  • Enjoy it. Some days you’ll bake cookies, do 7 loads of washing, and vacuum the house. Some days you’ll be glued to the couch wearing puke covered pyjamas. Embrace them both. And find a really good series on Netflix (shameless will make you feel better about your life). Before you know it your baby will no longer want those cuddles that stopped you from hanging out that load of washing today. Each stage is over far, far too quickly. Every day I try to find time to cuddle, sing, read, laugh and go for a walk outside with her in the pram. Whatever you do, just remember to enjoy it.

I’m just going to come right out and say it – it’s not for me and I don’t enjoy it. I love my son with all of my being but I am not cut out to be a stay at home mum. I know those who are unable to do so for various reasons will most likely get pissed off by this post but as I’ve said a million times, this is my blog, my thoughts and feelings. Don’t like it – don’t read it.

I am not choosing to go back to work for financial reasons, I am choosing to return to work for me, so I am able to provide an even better future for my child. Yes, I worry I will miss important milestones but I try not to think about it while coming to terms with the decision I’ve recently made.

The intention never was to not return but I kept my plans lose so I could see how I felt about being a SAHM. I went on maternity leave back in July, my boy was due in August. He is only 11 weeks old now and I’ve already made my decision – does that make me a bad parent? No, but after reading various articles online people sure act like it. There seems to be a lot of guilt associated with making the decision to put your children into some form of care, especially when they’re under 12 months old.

I am going to admit, before I became a parent I used to always wonder what SAHM’s did, I used to think they had it easy. Um, they don’t. Caring for a small human day/night is fucking hard work.
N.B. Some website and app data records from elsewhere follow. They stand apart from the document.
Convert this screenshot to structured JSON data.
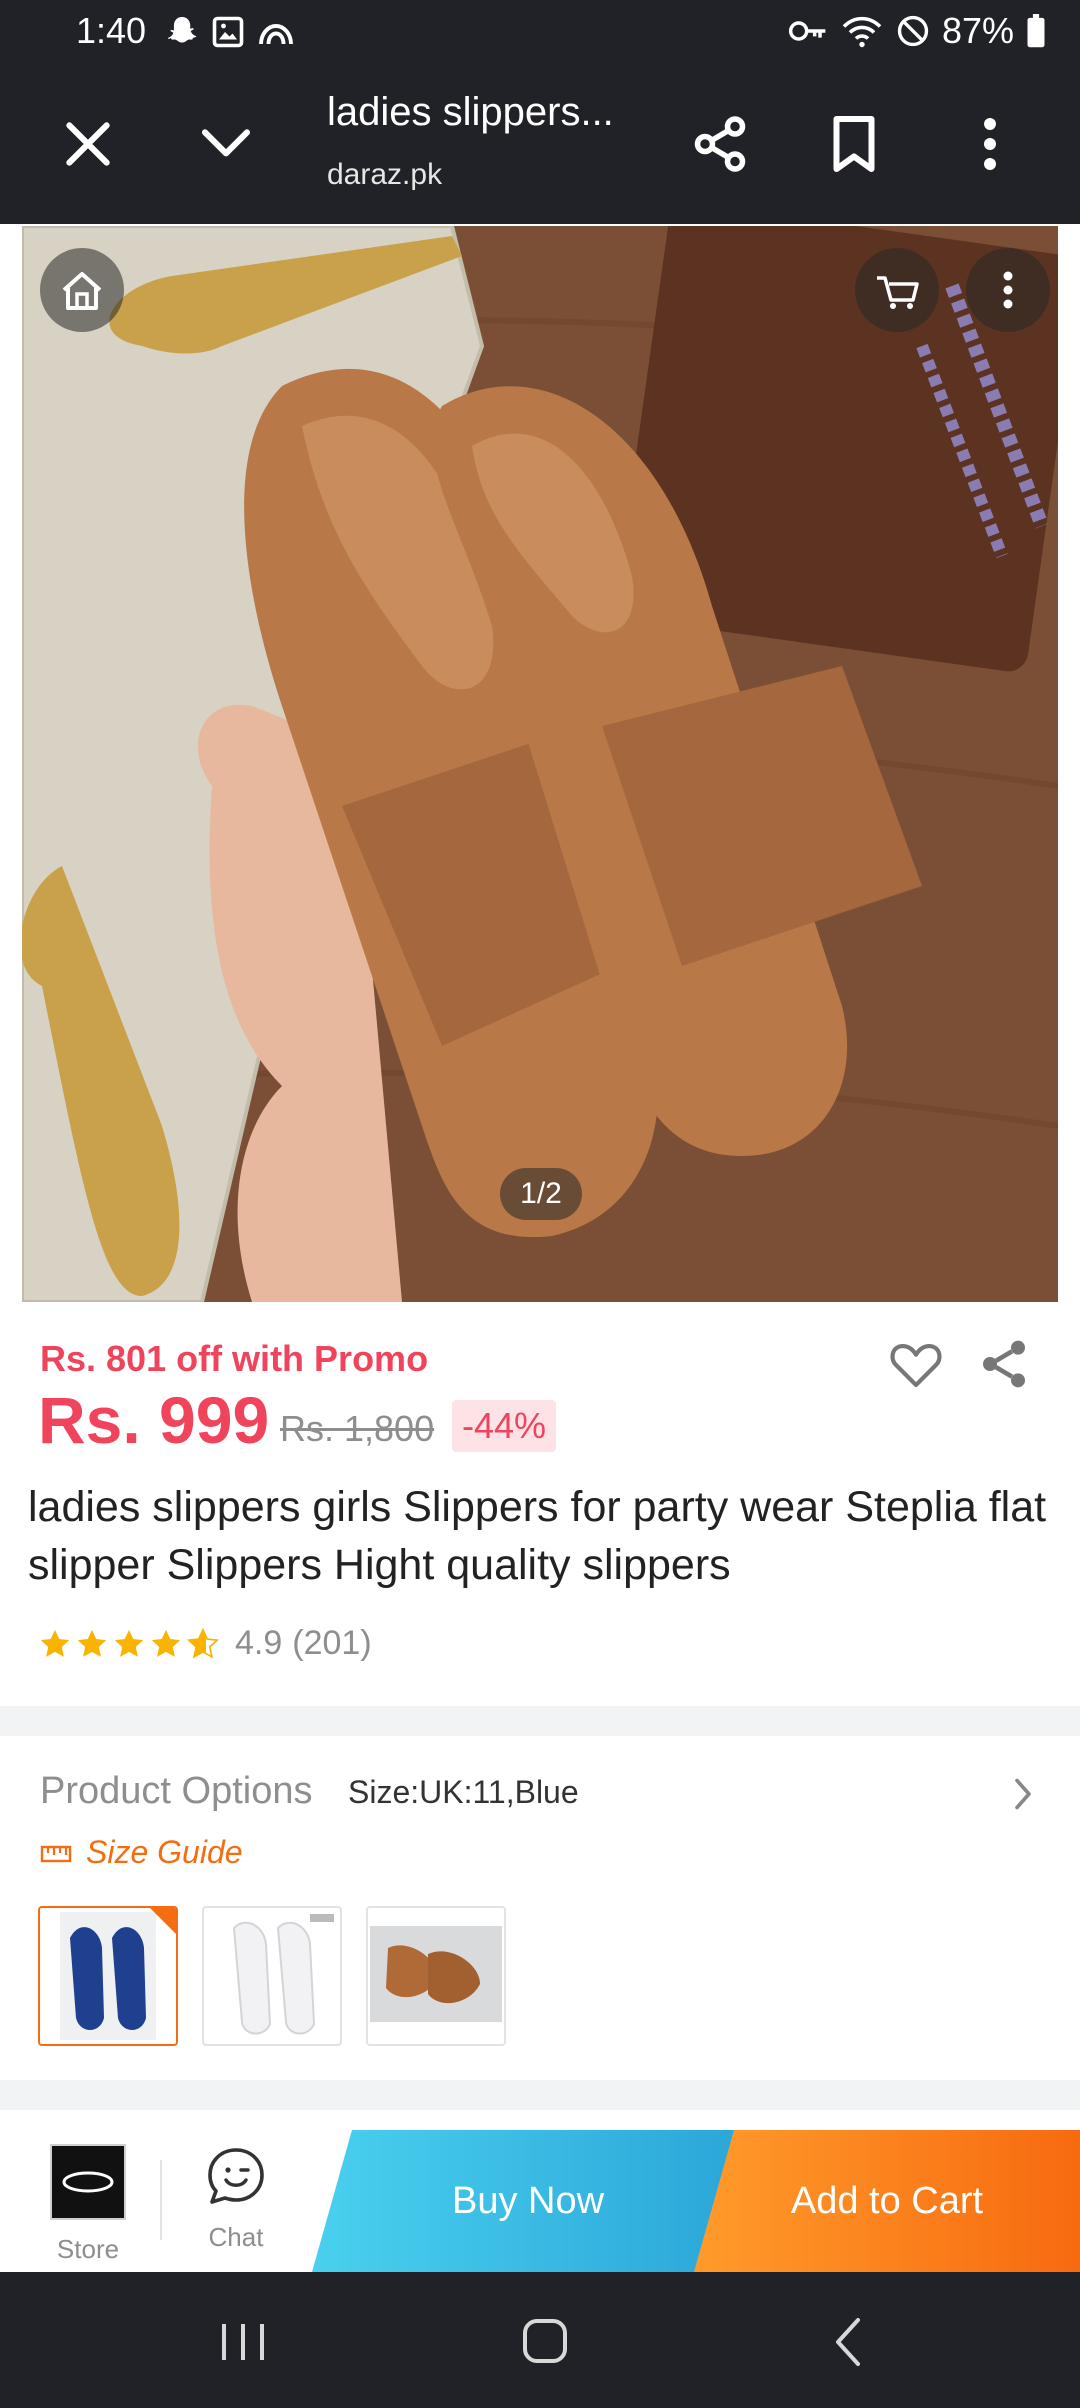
{
  "status_bar": {
    "time": "1:40",
    "battery_percent": "87%",
    "icons_left": [
      "snapchat-icon",
      "gallery-icon",
      "cloud-icon"
    ],
    "icons_right": [
      "vpn-key-icon",
      "wifi-icon",
      "do-not-disturb-icon",
      "battery-icon"
    ]
  },
  "browser": {
    "title": "ladies slippers...",
    "domain": "daraz.pk"
  },
  "product_image": {
    "counter": "1/2"
  },
  "pricing": {
    "promo": "Rs. 801 off with Promo",
    "current": "Rs. 999",
    "original": "Rs. 1,800",
    "discount": "-44%"
  },
  "product": {
    "title": "ladies slippers girls Slippers for party wear Steplia flat slipper Slippers Hight quality slippers",
    "rating_value": "4.9",
    "rating_count": "(201)",
    "stars": 4.9
  },
  "options": {
    "label": "Product Options",
    "value": "Size:UK:11,Blue",
    "size_guide": "Size Guide",
    "variants": [
      "blue",
      "white",
      "tan"
    ]
  },
  "action_bar": {
    "store_label": "Store",
    "chat_label": "Chat",
    "buy_now": "Buy Now",
    "add_to_cart": "Add to Cart"
  },
  "colors": {
    "price_red": "#f0435c",
    "accent_orange": "#f46d12",
    "buy_now_blue": "#2aa6d8",
    "chrome_dark": "#202227"
  }
}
My decision to return to work is not because I can’t hack it, I know many don’t have a choice and simply have to return to work because they financially can’t afford to stay home. In the industry I am in, I am lucky to be able to work 1-2 days from home and will look to find suitable care for my child 3 days per week. This is going to be hard for me, due to the guilt I feel from others responses such as “oh wow, you’re going back to work?”, “but he will only be 6 months old”, “what if you miss his first steps?”. Yes, thank you captain obvious.

I am doing what long term is the best option for me and my child. I need adult conversations, I need to be challenged and I want to continue building my career whilst providing for my family.  For some people, like me, being at home all the time can get really lonely, yes – you have your wee one there but if you’re accustomed to the camaraderie of being around other adults, the drastic change can lead to bad feelings. Endless dirty nappies and washing becomes frustrating and its hard to find a sense of accomplishment.

I know I have a few close friends who have found themselves in similar situations. We’re good mums and our children will thank us one day. If you’re facing the tough decision and are weighing up your options, do what feels right, if you enjoy being a SAHM – I take my hat off to you, do whatever possible to stay home with your little one, look into work that you can from home. If you aren’t enjoying it, it’s OK to return to work, your child isn’t going to love you any less.